Microsoft and Google are amongst the two companies that mirror each other most in the tech industry. Both software companies offer a portfolio of products that are seemingly carbon copies of one another such as Gmail and Outlook, Google Docs and Office 365, Chrome and Edge, Google Drive and OneDrive, and the list goes on. Google is also following Microsoft down the path of defending itself against antitrust complaints in both the US and EU and according to a new report from Bloomberg, Google is also looking to inadvertently mimic some of Microsoft's high profile failures.
In recent history, Microsoft has famously mishandled some high-profile endeavors that include its shuttered smartphone platform, first-party mobile device acquisition of Nokia, and the closure of its game streaming service Mixer, all failed efforts were some combination of mismanaged communications and lack of investment in critical infrastructures.
NEW from me on the failure of Google Stadia:
- Missed initial sales targets by hundreds of thousands
- Tried to take on consoles rather than starting small
- To bring in games like Red Dead, Google spent astronomical sums (tens of millions *each*)
— Jason Schreier (@jasonschreier) February 26, 2021
Now it seems Google is following suit as reports of the struggling inner workings of the company's cloud gaming service Stadia surface. While many had seen the writing on the wall for Google's nascent cloud streaming game platform long before this Bloomberg scoop, the report does lay out in painful detail how the company's current struggles echo Microsoft's Windows Phone and Mixer failures.
When Stadia officially released on Nov. 19, 2019, it left critics scratching their heads. The library of games was small and mostly old, with none of Google’s exclusives available yet. Most of the features Harrison promised were not actually there, such as the State Share concept. The platform was only available through a $130 kit that included a special controller and Chromecast. Gaming website Kotaku called the marketing “random and terrible” and the platform failed to catch on. In fact, the company produced so many more Stadia controllers than it had demand for, that last year it gave them away for free.
Microsoft has been in similar situations as Google is seemingly in with Stadia, unfortunately, history bares out a graveyard of failed ambitions for the company when promises were unkept, concepts not fully realized, sales and distributions channels never aligned and communication to partners and customers were left intentionally murky as deadlines and timetables slipped for products, updates or proposed features.
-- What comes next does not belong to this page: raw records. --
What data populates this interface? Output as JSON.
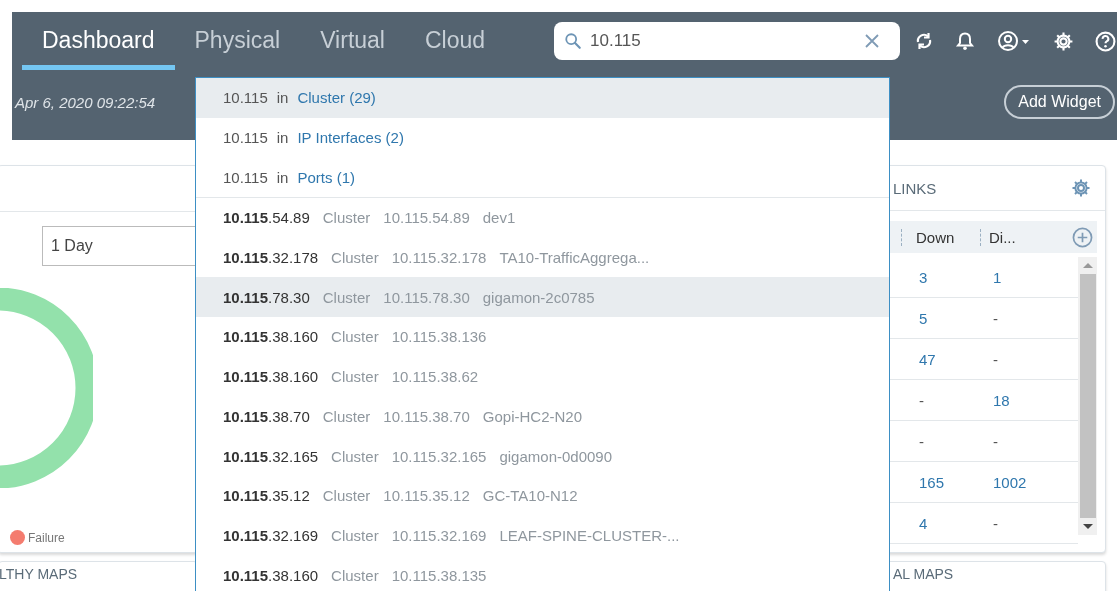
{
  "nav": {
    "tabs": [
      {
        "label": "Dashboard",
        "selected": true
      },
      {
        "label": "Physical",
        "selected": false
      },
      {
        "label": "Virtual",
        "selected": false
      },
      {
        "label": "Cloud",
        "selected": false
      }
    ]
  },
  "search": {
    "value": "10.115"
  },
  "subheader": {
    "timestamp": "Apr 6, 2020 09:22:54",
    "add_button": "Add Widget"
  },
  "suggestions": {
    "scopes": [
      {
        "query": "10.115",
        "word": "in",
        "target": "Cluster (29)",
        "selected": true
      },
      {
        "query": "10.115",
        "word": "in",
        "target": "IP Interfaces (2)",
        "selected": false
      },
      {
        "query": "10.115",
        "word": "in",
        "target": "Ports (1)",
        "selected": false
      }
    ],
    "results": [
      {
        "address": "**10.115**.54.89",
        "type": "Cluster",
        "cluster_ip": "10.115.54.89",
        "name": "dev1",
        "selected": false
      },
      {
        "address": "**10.115**.32.178",
        "type": "Cluster",
        "cluster_ip": "10.115.32.178",
        "name": "TA10-TrafficAggrega...",
        "selected": false
      },
      {
        "address": "**10.115**.78.30",
        "type": "Cluster",
        "cluster_ip": "10.115.78.30",
        "name": "gigamon-2c0785",
        "selected": true
      },
      {
        "address": "**10.115**.38.160",
        "type": "Cluster",
        "cluster_ip": "10.115.38.136",
        "selected": false
      },
      {
        "address": "**10.115**.38.160",
        "type": "Cluster",
        "cluster_ip": "10.115.38.62",
        "selected": false
      },
      {
        "address": "**10.115**.38.70",
        "type": "Cluster",
        "cluster_ip": "10.115.38.70",
        "name": "Gopi-HC2-N20",
        "selected": false
      },
      {
        "address": "**10.115**.32.165",
        "type": "Cluster",
        "cluster_ip": "10.115.32.165",
        "name": "gigamon-0d0090",
        "selected": false
      },
      {
        "address": "**10.115**.35.12",
        "type": "Cluster",
        "cluster_ip": "10.115.35.12",
        "name": "GC-TA10-N12",
        "selected": false
      },
      {
        "address": "**10.115**.32.169",
        "type": "Cluster",
        "cluster_ip": "10.115.32.169",
        "name": "LEAF-SPINE-CLUSTER-...",
        "selected": false
      },
      {
        "address": "**10.115**.38.160",
        "type": "Cluster",
        "cluster_ip": "10.115.38.135",
        "selected": false
      }
    ]
  },
  "left_card": {
    "period": "1 Day",
    "legend": [
      {
        "label": "Failure",
        "color": "#f47c6f"
      }
    ],
    "footer_title": "LTHY MAPS"
  },
  "right_card": {
    "title": "LINKS",
    "columns": [
      "Down",
      "Di..."
    ],
    "rows": [
      [
        {
          "text": "3",
          "kind": "link"
        },
        {
          "text": "1",
          "kind": "link"
        }
      ],
      [
        {
          "text": "5",
          "kind": "link"
        },
        {
          "text": "-",
          "kind": "empty"
        }
      ],
      [
        {
          "text": "47",
          "kind": "link"
        },
        {
          "text": "-",
          "kind": "empty"
        }
      ],
      [
        {
          "text": "-",
          "kind": "empty"
        },
        {
          "text": "18",
          "kind": "link"
        }
      ],
      [
        {
          "text": "-",
          "kind": "empty"
        },
        {
          "text": "-",
          "kind": "empty"
        }
      ],
      [
        {
          "text": "165",
          "kind": "link"
        },
        {
          "text": "1002",
          "kind": "link"
        }
      ],
      [
        {
          "text": "4",
          "kind": "link"
        },
        {
          "text": "-",
          "kind": "empty"
        }
      ]
    ],
    "footer_title": "AL MAPS"
  }
}
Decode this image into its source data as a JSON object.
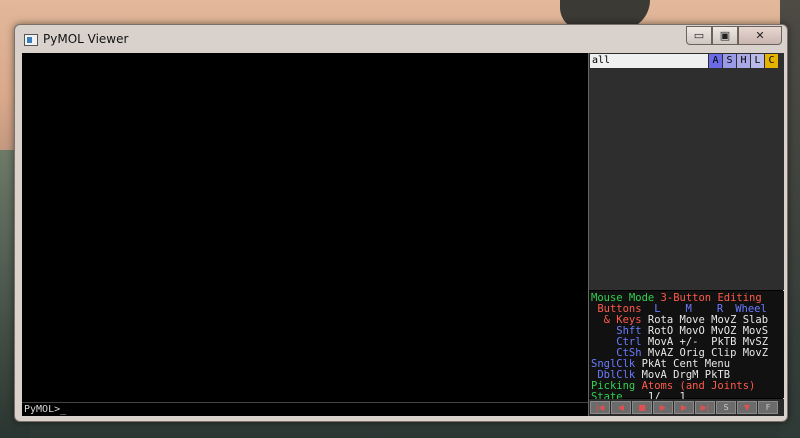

In an effort to stake a claim as the market leader for cloud-powered game streaming, it's becoming clear Google not only bucked industry warnings but its own roadmap of beta-testing success. Instead of following through with the trajectory Project Stream had charted, newly hired Phil Harrison ripped the training wheels off of Google's beta-like approach and ran full steam ahead with Stadia. Harrison, who is a console industry vet seemed to want to make a similar console-like splash with Stadia equipped with hardware-related bundles, exclusive promises, and features. Sadly, without a historical footprint in the gaming industry, Stadia's efforts were going to need a much longer timeline than the one publicly set by the division as well as set a measured set of expectations for paying customers.
Perhaps, most indicative of Google's missteps is the notion that Google fundamentally mismanaged expectations.
“I think it would be fair to say the messaging leading up to and around the launch was inconsistent."
Google has done a pretty decent job with setting expectations for many of its other products, especially those with elongated development cycles such as ChromeOS, Google Docs, and even Android Auto, but it shot for the moon with Stadia for seemingly no good reason. Microsoft's xCloud, as well as Amazon's Luna services, were in beta during the public unveiling of Stadia, both with timelines relatively far off into the future and while Sony had already established an identical service 2 years previously but has fumbled away market and mindshare, Google had time to properly roll out its vision for cloud-powered game streaming.
Amazon's Luna service recently launched to varying degrees of success and Microsoft's latest round of testing of xCloud included a beta test of a web-powered ahead of its 2021 release and Sony has yet to properly market and leverage its own cloud-based streaming game service going on four years now. All that is to say, there was no immediate urgency for Google to rush its own studios in truncated game development timelines, mass-produce hardware ahead of actual sales, or even publicly announce features that were not yet ready.
Each of these failure points in Google's rush to claim cloud gaming mindshare is reminiscent of Microsoft's mishandling of both Windows Phone and Mixer. While neither was an attempt to be first to market, both efforts saw Microsoft promise features that never materialized, supersede actual developer interest with buckets of misplaced dollars and deals as well as misjudge demand of their particular service when scaling efforts.
As of today, Google has pulled the plug on its first-party studio's development of Stadia exclusives and has to address the opaque pivot the company is making as it begins to rely on 3rd party games to attract new customers. In addition, Google has yet to fully address Stadia's business model that unnecessarily complicated the barrier to entry for the streaming service. After a barrage of critical reports and industry analysis of Stadia's current health, it seems Google is on track to repeat Microsoft's failure of both Windows Phone and Mixer. Google could see its efforts turn around as interest inf cloud-powered game streaming services rise but for now, Stadia's future feels a lot like groundhog's day.